▶ **What is being asked**: Repeat all of the data word for word so that only the pictures are missing from the copy.

Extracted records section start

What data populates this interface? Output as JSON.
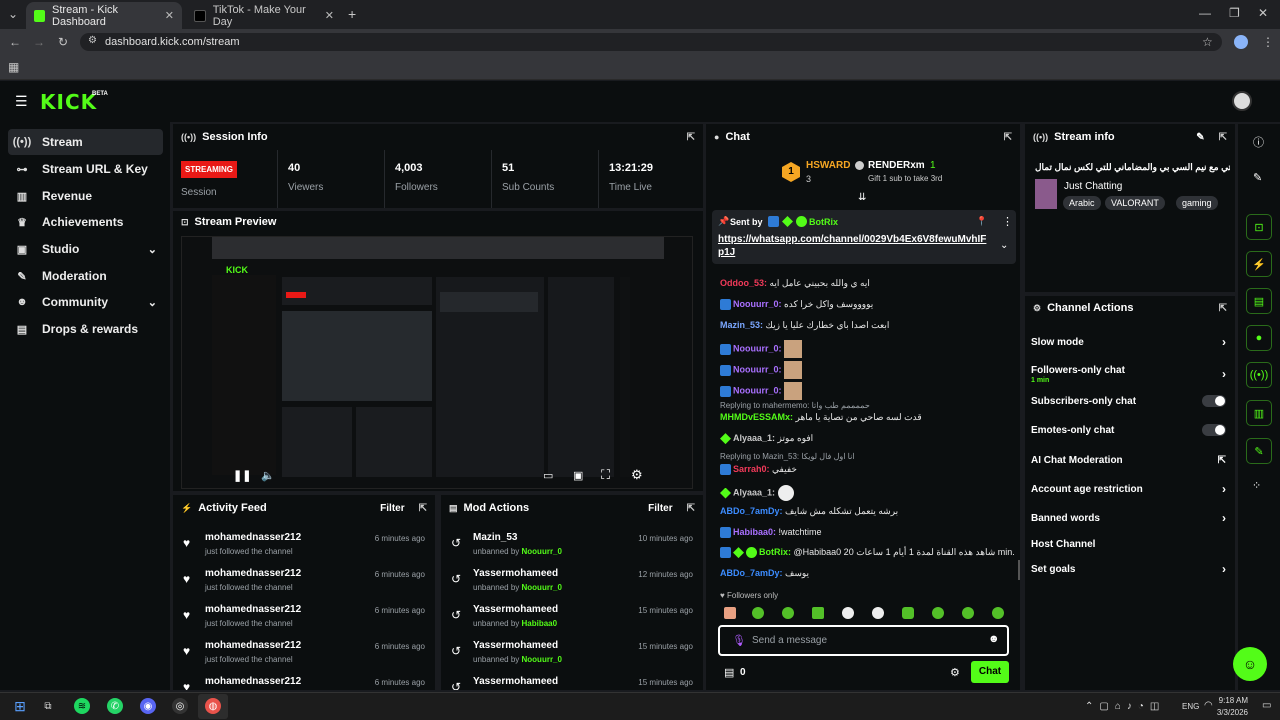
{
  "browser": {
    "tabs": [
      {
        "title": "Stream - Kick Dashboard",
        "active": true
      },
      {
        "title": "TikTok - Make Your Day",
        "active": false
      }
    ],
    "url": "dashboard.kick.com/stream"
  },
  "app": {
    "logo": "KICK",
    "beta": "BETA"
  },
  "sidebar": {
    "items": [
      {
        "label": "Stream",
        "icon": "broadcast-icon",
        "active": true
      },
      {
        "label": "Stream URL & Key",
        "icon": "key-icon"
      },
      {
        "label": "Revenue",
        "icon": "revenue-icon"
      },
      {
        "label": "Achievements",
        "icon": "trophy-icon"
      },
      {
        "label": "Studio",
        "icon": "studio-icon",
        "expand": true
      },
      {
        "label": "Moderation",
        "icon": "wrench-icon"
      },
      {
        "label": "Community",
        "icon": "people-icon",
        "expand": true
      },
      {
        "label": "Drops & rewards",
        "icon": "gift-icon"
      }
    ]
  },
  "session": {
    "title": "Session Info",
    "status": "STREAMING",
    "session_label": "Session",
    "viewers": "40",
    "viewers_label": "Viewers",
    "followers": "4,003",
    "followers_label": "Followers",
    "subs": "51",
    "subs_label": "Sub Counts",
    "time": "13:21:29",
    "time_label": "Time Live"
  },
  "preview": {
    "title": "Stream Preview"
  },
  "activity": {
    "title": "Activity Feed",
    "filter": "Filter",
    "rows": [
      {
        "name": "mohamednasser212",
        "action": "just followed the channel",
        "time": "6 minutes ago"
      },
      {
        "name": "mohamednasser212",
        "action": "just followed the channel",
        "time": "6 minutes ago"
      },
      {
        "name": "mohamednasser212",
        "action": "just followed the channel",
        "time": "6 minutes ago"
      },
      {
        "name": "mohamednasser212",
        "action": "just followed the channel",
        "time": "6 minutes ago"
      },
      {
        "name": "mohamednasser212",
        "action": "",
        "time": "6 minutes ago"
      }
    ]
  },
  "mod": {
    "title": "Mod Actions",
    "filter": "Filter",
    "rows": [
      {
        "name": "Mazin_53",
        "action": "unbanned by",
        "by": "Noouurr_0",
        "time": "10 minutes ago"
      },
      {
        "name": "Yassermohameed",
        "action": "unbanned by",
        "by": "Noouurr_0",
        "time": "12 minutes ago"
      },
      {
        "name": "Yassermohameed",
        "action": "unbanned by",
        "by": "Habibaa0",
        "time": "15 minutes ago"
      },
      {
        "name": "Yassermohameed",
        "action": "unbanned by",
        "by": "Noouurr_0",
        "time": "15 minutes ago"
      },
      {
        "name": "Yassermohameed",
        "action": "",
        "by": "",
        "time": "15 minutes ago"
      }
    ]
  },
  "chat": {
    "title": "Chat",
    "top": {
      "rank": "1",
      "name1": "HSWARD",
      "count1": "3",
      "name2": "RENDERxm",
      "count2": "1",
      "gift_text": "Gift 1 sub to take 3rd"
    },
    "pinned": {
      "sent_by": "Sent by",
      "user": "BotRix",
      "link": "https://whatsapp.com/channel/0029Vb4Ex6V8fewuMvhIFp1J"
    },
    "messages": [
      {
        "user": "Oddoo_53:",
        "text": "ايه ي والله بحبيني عامل ايه",
        "color": "#f23a5a"
      },
      {
        "user": "Noouurr_0:",
        "text": "يووووسف واكل خرا كده",
        "color": "#a970ff"
      },
      {
        "user": "Mazin_53:",
        "text": "ابعت اصدا باي خطارك عليا يا زيك",
        "color": "#7aa7ff"
      },
      {
        "user": "Noouurr_0:",
        "text": "",
        "color": "#a970ff"
      },
      {
        "user": "Noouurr_0:",
        "text": "",
        "color": "#a970ff"
      },
      {
        "user": "Noouurr_0:",
        "text": "",
        "color": "#a970ff"
      },
      {
        "reply": "Replying to mahermemo: حممممم طب واتا"
      },
      {
        "user": "MHMDvESSAMx:",
        "text": "قدت لسه صاحي من تصاية يا ماهر",
        "color": "#53fc18"
      },
      {
        "user": "Alyaaa_1:",
        "text": "افوه موتز",
        "color": "#c8c8c8"
      },
      {
        "reply": "Replying to Mazin_53: انا اول فال لويكا"
      },
      {
        "user": "Sarrah0:",
        "text": "خفيفي",
        "color": "#f23a5a"
      },
      {
        "user": "Alyaaa_1:",
        "text": "",
        "color": "#c8c8c8"
      },
      {
        "user": "ABDo_7amDy:",
        "text": "برشه يتعمل تشكله مش شايف",
        "color": "#3c8cff"
      },
      {
        "user": "Habibaa0:",
        "text": "!watchtime",
        "color": "#a970ff"
      },
      {
        "user": "BotRix:",
        "text": "@Habibaa0 20 شاهد هذه القناة لمدة 1 أيام 1 ساعات min.",
        "color": "#53fc18"
      },
      {
        "user": "ABDo_7amDy:",
        "text": "يوسف",
        "color": "#3c8cff"
      }
    ],
    "followers_only": "Followers only",
    "placeholder": "Send a message",
    "points": "0",
    "send": "Chat"
  },
  "streaminfo": {
    "title": "Stream info",
    "stream_title": "خناقتي مع نيم السي بي والمضاماني للتي لكس نمال تمال",
    "category": "Just Chatting",
    "tags": [
      "Arabic",
      "VALORANT",
      "gaming"
    ]
  },
  "actions": {
    "title": "Channel Actions",
    "items": [
      {
        "label": "Slow mode",
        "type": "arrow"
      },
      {
        "label": "Followers-only chat",
        "sub": "1 min",
        "type": "arrow"
      },
      {
        "label": "Subscribers-only chat",
        "type": "toggle"
      },
      {
        "label": "Emotes-only chat",
        "type": "toggle"
      },
      {
        "label": "AI Chat Moderation",
        "type": "external"
      },
      {
        "label": "Account age restriction",
        "type": "arrow"
      },
      {
        "label": "Banned words",
        "type": "arrow"
      },
      {
        "label": "Host Channel",
        "type": "none"
      },
      {
        "label": "Set goals",
        "type": "arrow"
      }
    ]
  },
  "taskbar": {
    "lang": "ENG",
    "time": "9:18 AM",
    "date": "3/3/2026"
  },
  "colors": {
    "accent": "#53fc18",
    "bg": "#191b1f",
    "panel": "#0b0e0f",
    "streaming": "#e91916"
  }
}
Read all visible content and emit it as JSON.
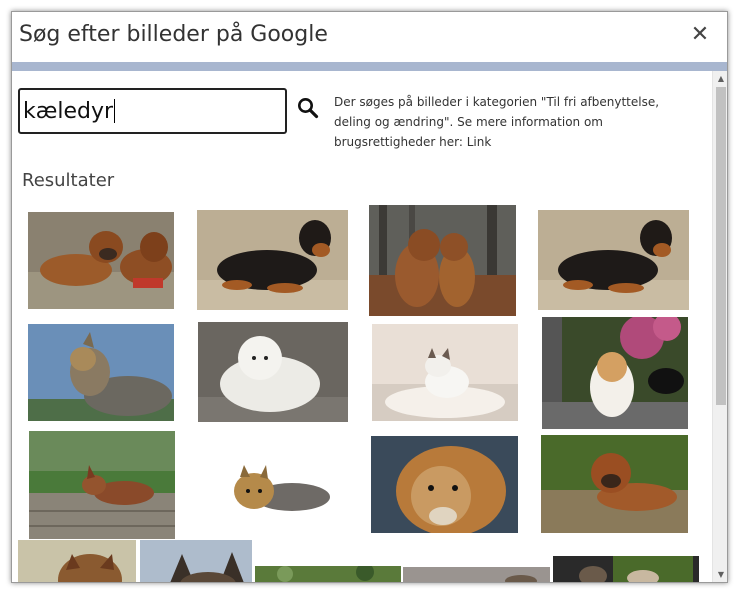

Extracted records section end

▶ **Solved exercise**:
What data populates this interface? Output as JSON.
{
  "browser": {
    "tabs": [
      {
        "title": "Stream - Kick Dashboard",
        "active": true
      },
      {
        "title": "TikTok - Make Your Day",
        "active": false
      }
    ],
    "url": "dashboard.kick.com/stream"
  },
  "app": {
    "logo": "KICK",
    "beta": "BETA"
  },
  "sidebar": {
    "items": [
      {
        "label": "Stream",
        "icon": "broadcast-icon",
        "active": true
      },
      {
        "label": "Stream URL & Key",
        "icon": "key-icon"
      },
      {
        "label": "Revenue",
        "icon": "revenue-icon"
      },
      {
        "label": "Achievements",
        "icon": "trophy-icon"
      },
      {
        "label": "Studio",
        "icon": "studio-icon",
        "expand": true
      },
      {
        "label": "Moderation",
        "icon": "wrench-icon"
      },
      {
        "label": "Community",
        "icon": "people-icon",
        "expand": true
      },
      {
        "label": "Drops & rewards",
        "icon": "gift-icon"
      }
    ]
  },
  "session": {
    "title": "Session Info",
    "status": "STREAMING",
    "session_label": "Session",
    "viewers": "40",
    "viewers_label": "Viewers",
    "followers": "4,003",
    "followers_label": "Followers",
    "subs": "51",
    "subs_label": "Sub Counts",
    "time": "13:21:29",
    "time_label": "Time Live"
  },
  "preview": {
    "title": "Stream Preview"
  },
  "activity": {
    "title": "Activity Feed",
    "filter": "Filter",
    "rows": [
      {
        "name": "mohamednasser212",
        "action": "just followed the channel",
        "time": "6 minutes ago"
      },
      {
        "name": "mohamednasser212",
        "action": "just followed the channel",
        "time": "6 minutes ago"
      },
      {
        "name": "mohamednasser212",
        "action": "just followed the channel",
        "time": "6 minutes ago"
      },
      {
        "name": "mohamednasser212",
        "action": "just followed the channel",
        "time": "6 minutes ago"
      },
      {
        "name": "mohamednasser212",
        "action": "",
        "time": "6 minutes ago"
      }
    ]
  },
  "mod": {
    "title": "Mod Actions",
    "filter": "Filter",
    "rows": [
      {
        "name": "Mazin_53",
        "action": "unbanned by",
        "by": "Noouurr_0",
        "time": "10 minutes ago"
      },
      {
        "name": "Yassermohameed",
        "action": "unbanned by",
        "by": "Noouurr_0",
        "time": "12 minutes ago"
      },
      {
        "name": "Yassermohameed",
        "action": "unbanned by",
        "by": "Habibaa0",
        "time": "15 minutes ago"
      },
      {
        "name": "Yassermohameed",
        "action": "unbanned by",
        "by": "Noouurr_0",
        "time": "15 minutes ago"
      },
      {
        "name": "Yassermohameed",
        "action": "",
        "by": "",
        "time": "15 minutes ago"
      }
    ]
  },
  "chat": {
    "title": "Chat",
    "top": {
      "rank": "1",
      "name1": "HSWARD",
      "count1": "3",
      "name2": "RENDERxm",
      "count2": "1",
      "gift_text": "Gift 1 sub to take 3rd"
    },
    "pinned": {
      "sent_by": "Sent by",
      "user": "BotRix",
      "link": "https://whatsapp.com/channel/0029Vb4Ex6V8fewuMvhIFp1J"
    },
    "messages": [
      {
        "user": "Oddoo_53:",
        "text": "ايه ي والله بحبيني عامل ايه",
        "color": "#f23a5a"
      },
      {
        "user": "Noouurr_0:",
        "text": "يووووسف واكل خرا كده",
        "color": "#a970ff"
      },
      {
        "user": "Mazin_53:",
        "text": "ابعت اصدا باي خطارك عليا يا زيك",
        "color": "#7aa7ff"
      },
      {
        "user": "Noouurr_0:",
        "text": "",
        "color": "#a970ff"
      },
      {
        "user": "Noouurr_0:",
        "text": "",
        "color": "#a970ff"
      },
      {
        "user": "Noouurr_0:",
        "text": "",
        "color": "#a970ff"
      },
      {
        "reply": "Replying to mahermemo: حممممم طب واتا"
      },
      {
        "user": "MHMDvESSAMx:",
        "text": "قدت لسه صاحي من تصاية يا ماهر",
        "color": "#53fc18"
      },
      {
        "user": "Alyaaa_1:",
        "text": "افوه موتز",
        "color": "#c8c8c8"
      },
      {
        "reply": "Replying to Mazin_53: انا اول فال لويكا"
      },
      {
        "user": "Sarrah0:",
        "text": "خفيفي",
        "color": "#f23a5a"
      },
      {
        "user": "Alyaaa_1:",
        "text": "",
        "color": "#c8c8c8"
      },
      {
        "user": "ABDo_7amDy:",
        "text": "برشه يتعمل تشكله مش شايف",
        "color": "#3c8cff"
      },
      {
        "user": "Habibaa0:",
        "text": "!watchtime",
        "color": "#a970ff"
      },
      {
        "user": "BotRix:",
        "text": "@Habibaa0 20 شاهد هذه القناة لمدة 1 أيام 1 ساعات min.",
        "color": "#53fc18"
      },
      {
        "user": "ABDo_7amDy:",
        "text": "يوسف",
        "color": "#3c8cff"
      }
    ],
    "followers_only": "Followers only",
    "placeholder": "Send a message",
    "points": "0",
    "send": "Chat"
  },
  "streaminfo": {
    "title": "Stream info",
    "stream_title": "خناقتي مع نيم السي بي والمضاماني للتي لكس نمال تمال",
    "category": "Just Chatting",
    "tags": [
      "Arabic",
      "VALORANT",
      "gaming"
    ]
  },
  "actions": {
    "title": "Channel Actions",
    "items": [
      {
        "label": "Slow mode",
        "type": "arrow"
      },
      {
        "label": "Followers-only chat",
        "sub": "1 min",
        "type": "arrow"
      },
      {
        "label": "Subscribers-only chat",
        "type": "toggle"
      },
      {
        "label": "Emotes-only chat",
        "type": "toggle"
      },
      {
        "label": "AI Chat Moderation",
        "type": "external"
      },
      {
        "label": "Account age restriction",
        "type": "arrow"
      },
      {
        "label": "Banned words",
        "type": "arrow"
      },
      {
        "label": "Host Channel",
        "type": "none"
      },
      {
        "label": "Set goals",
        "type": "arrow"
      }
    ]
  },
  "taskbar": {
    "lang": "ENG",
    "time": "9:18 AM",
    "date": "3/3/2026"
  },
  "colors": {
    "accent": "#53fc18",
    "bg": "#191b1f",
    "panel": "#0b0e0f",
    "streaming": "#e91916"
  }
}
Read all visible content and emit it as JSON.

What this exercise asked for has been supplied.